## Directions
Print all of the data exactly, with no line missing.

## Data listing

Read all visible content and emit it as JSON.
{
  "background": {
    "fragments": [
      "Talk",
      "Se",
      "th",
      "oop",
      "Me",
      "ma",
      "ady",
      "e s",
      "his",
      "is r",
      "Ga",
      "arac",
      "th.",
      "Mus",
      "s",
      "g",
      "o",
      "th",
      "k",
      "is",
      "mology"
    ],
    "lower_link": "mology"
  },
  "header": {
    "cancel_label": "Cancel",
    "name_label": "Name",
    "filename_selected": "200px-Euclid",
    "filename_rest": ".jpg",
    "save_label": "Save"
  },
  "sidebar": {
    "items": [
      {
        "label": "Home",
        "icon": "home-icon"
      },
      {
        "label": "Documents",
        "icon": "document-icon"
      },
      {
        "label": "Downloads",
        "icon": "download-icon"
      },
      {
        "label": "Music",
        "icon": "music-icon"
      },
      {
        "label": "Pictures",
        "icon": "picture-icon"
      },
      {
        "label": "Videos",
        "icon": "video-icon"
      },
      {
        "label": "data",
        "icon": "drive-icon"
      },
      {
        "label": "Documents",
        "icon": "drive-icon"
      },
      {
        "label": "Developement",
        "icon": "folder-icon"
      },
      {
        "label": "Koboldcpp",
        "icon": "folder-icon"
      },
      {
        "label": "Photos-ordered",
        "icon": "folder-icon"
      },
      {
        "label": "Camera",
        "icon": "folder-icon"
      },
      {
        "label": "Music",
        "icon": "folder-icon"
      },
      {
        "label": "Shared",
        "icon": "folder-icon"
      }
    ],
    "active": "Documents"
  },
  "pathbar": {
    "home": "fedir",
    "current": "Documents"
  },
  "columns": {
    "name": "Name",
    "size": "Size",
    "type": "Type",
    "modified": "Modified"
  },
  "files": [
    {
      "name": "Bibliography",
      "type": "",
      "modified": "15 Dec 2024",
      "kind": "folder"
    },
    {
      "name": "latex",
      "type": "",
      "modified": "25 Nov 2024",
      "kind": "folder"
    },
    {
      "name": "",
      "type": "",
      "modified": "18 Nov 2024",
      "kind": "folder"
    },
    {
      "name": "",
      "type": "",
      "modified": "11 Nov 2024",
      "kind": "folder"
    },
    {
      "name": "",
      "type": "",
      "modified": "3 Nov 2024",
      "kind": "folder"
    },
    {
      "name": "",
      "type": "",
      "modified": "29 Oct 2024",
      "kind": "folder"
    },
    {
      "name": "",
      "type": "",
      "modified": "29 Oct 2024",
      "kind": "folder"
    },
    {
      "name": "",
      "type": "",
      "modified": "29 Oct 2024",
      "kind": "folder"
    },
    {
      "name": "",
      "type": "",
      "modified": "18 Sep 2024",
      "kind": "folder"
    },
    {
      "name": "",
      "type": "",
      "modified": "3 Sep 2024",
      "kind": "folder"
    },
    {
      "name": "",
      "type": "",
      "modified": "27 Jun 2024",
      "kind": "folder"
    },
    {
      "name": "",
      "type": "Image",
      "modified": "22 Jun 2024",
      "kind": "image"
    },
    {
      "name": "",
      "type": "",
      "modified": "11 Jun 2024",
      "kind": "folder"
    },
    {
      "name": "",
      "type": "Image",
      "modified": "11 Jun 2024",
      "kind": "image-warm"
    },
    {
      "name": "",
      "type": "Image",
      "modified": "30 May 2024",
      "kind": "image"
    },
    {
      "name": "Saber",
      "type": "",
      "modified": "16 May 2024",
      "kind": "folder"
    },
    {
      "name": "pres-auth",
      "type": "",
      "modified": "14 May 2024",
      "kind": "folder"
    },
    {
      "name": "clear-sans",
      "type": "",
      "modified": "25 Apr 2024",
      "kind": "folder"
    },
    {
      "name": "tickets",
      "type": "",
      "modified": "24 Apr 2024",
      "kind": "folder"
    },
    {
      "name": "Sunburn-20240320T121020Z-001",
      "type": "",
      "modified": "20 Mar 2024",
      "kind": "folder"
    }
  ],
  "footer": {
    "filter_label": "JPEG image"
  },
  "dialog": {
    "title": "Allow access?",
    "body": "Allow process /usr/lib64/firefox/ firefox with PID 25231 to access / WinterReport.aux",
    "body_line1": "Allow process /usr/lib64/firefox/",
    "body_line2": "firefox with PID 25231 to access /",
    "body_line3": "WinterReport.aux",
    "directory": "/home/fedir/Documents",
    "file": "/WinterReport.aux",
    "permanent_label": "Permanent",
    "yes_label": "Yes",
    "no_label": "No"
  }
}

## Task answer
Read all visible content and emit it as JSON.
{
  "background": {
    "fragments": [
      "Talk",
      "Se",
      "th",
      "oop",
      "Me",
      "ma",
      "ady",
      "e s",
      "his",
      "is r",
      "Ga",
      "arac",
      "th.",
      "Mus",
      "s",
      "g",
      "o",
      "th",
      "k",
      "is",
      "mology"
    ],
    "lower_link": "mology"
  },
  "header": {
    "cancel_label": "Cancel",
    "name_label": "Name",
    "filename_selected": "200px-Euclid",
    "filename_rest": ".jpg",
    "save_label": "Save"
  },
  "sidebar": {
    "items": [
      {
        "label": "Home",
        "icon": "home-icon"
      },
      {
        "label": "Documents",
        "icon": "document-icon"
      },
      {
        "label": "Downloads",
        "icon": "download-icon"
      },
      {
        "label": "Music",
        "icon": "music-icon"
      },
      {
        "label": "Pictures",
        "icon": "picture-icon"
      },
      {
        "label": "Videos",
        "icon": "video-icon"
      },
      {
        "label": "data",
        "icon": "drive-icon"
      },
      {
        "label": "Documents",
        "icon": "drive-icon"
      },
      {
        "label": "Developement",
        "icon": "folder-icon"
      },
      {
        "label": "Koboldcpp",
        "icon": "folder-icon"
      },
      {
        "label": "Photos-ordered",
        "icon": "folder-icon"
      },
      {
        "label": "Camera",
        "icon": "folder-icon"
      },
      {
        "label": "Music",
        "icon": "folder-icon"
      },
      {
        "label": "Shared",
        "icon": "folder-icon"
      }
    ],
    "active": "Documents"
  },
  "pathbar": {
    "home": "fedir",
    "current": "Documents"
  },
  "columns": {
    "name": "Name",
    "size": "Size",
    "type": "Type",
    "modified": "Modified"
  },
  "files": [
    {
      "name": "Bibliography",
      "type": "",
      "modified": "15 Dec 2024",
      "kind": "folder"
    },
    {
      "name": "latex",
      "type": "",
      "modified": "25 Nov 2024",
      "kind": "folder"
    },
    {
      "name": "",
      "type": "",
      "modified": "18 Nov 2024",
      "kind": "folder"
    },
    {
      "name": "",
      "type": "",
      "modified": "11 Nov 2024",
      "kind": "folder"
    },
    {
      "name": "",
      "type": "",
      "modified": "3 Nov 2024",
      "kind": "folder"
    },
    {
      "name": "",
      "type": "",
      "modified": "29 Oct 2024",
      "kind": "folder"
    },
    {
      "name": "",
      "type": "",
      "modified": "29 Oct 2024",
      "kind": "folder"
    },
    {
      "name": "",
      "type": "",
      "modified": "29 Oct 2024",
      "kind": "folder"
    },
    {
      "name": "",
      "type": "",
      "modified": "18 Sep 2024",
      "kind": "folder"
    },
    {
      "name": "",
      "type": "",
      "modified": "3 Sep 2024",
      "kind": "folder"
    },
    {
      "name": "",
      "type": "",
      "modified": "27 Jun 2024",
      "kind": "folder"
    },
    {
      "name": "",
      "type": "Image",
      "modified": "22 Jun 2024",
      "kind": "image"
    },
    {
      "name": "",
      "type": "",
      "modified": "11 Jun 2024",
      "kind": "folder"
    },
    {
      "name": "",
      "type": "Image",
      "modified": "11 Jun 2024",
      "kind": "image-warm"
    },
    {
      "name": "",
      "type": "Image",
      "modified": "30 May 2024",
      "kind": "image"
    },
    {
      "name": "Saber",
      "type": "",
      "modified": "16 May 2024",
      "kind": "folder"
    },
    {
      "name": "pres-auth",
      "type": "",
      "modified": "14 May 2024",
      "kind": "folder"
    },
    {
      "name": "clear-sans",
      "type": "",
      "modified": "25 Apr 2024",
      "kind": "folder"
    },
    {
      "name": "tickets",
      "type": "",
      "modified": "24 Apr 2024",
      "kind": "folder"
    },
    {
      "name": "Sunburn-20240320T121020Z-001",
      "type": "",
      "modified": "20 Mar 2024",
      "kind": "folder"
    }
  ],
  "footer": {
    "filter_label": "JPEG image"
  },
  "dialog": {
    "title": "Allow access?",
    "body": "Allow process /usr/lib64/firefox/ firefox with PID 25231 to access / WinterReport.aux",
    "body_line1": "Allow process /usr/lib64/firefox/",
    "body_line2": "firefox with PID 25231 to access /",
    "body_line3": "WinterReport.aux",
    "directory": "/home/fedir/Documents",
    "file": "/WinterReport.aux",
    "permanent_label": "Permanent",
    "yes_label": "Yes",
    "no_label": "No"
  }
}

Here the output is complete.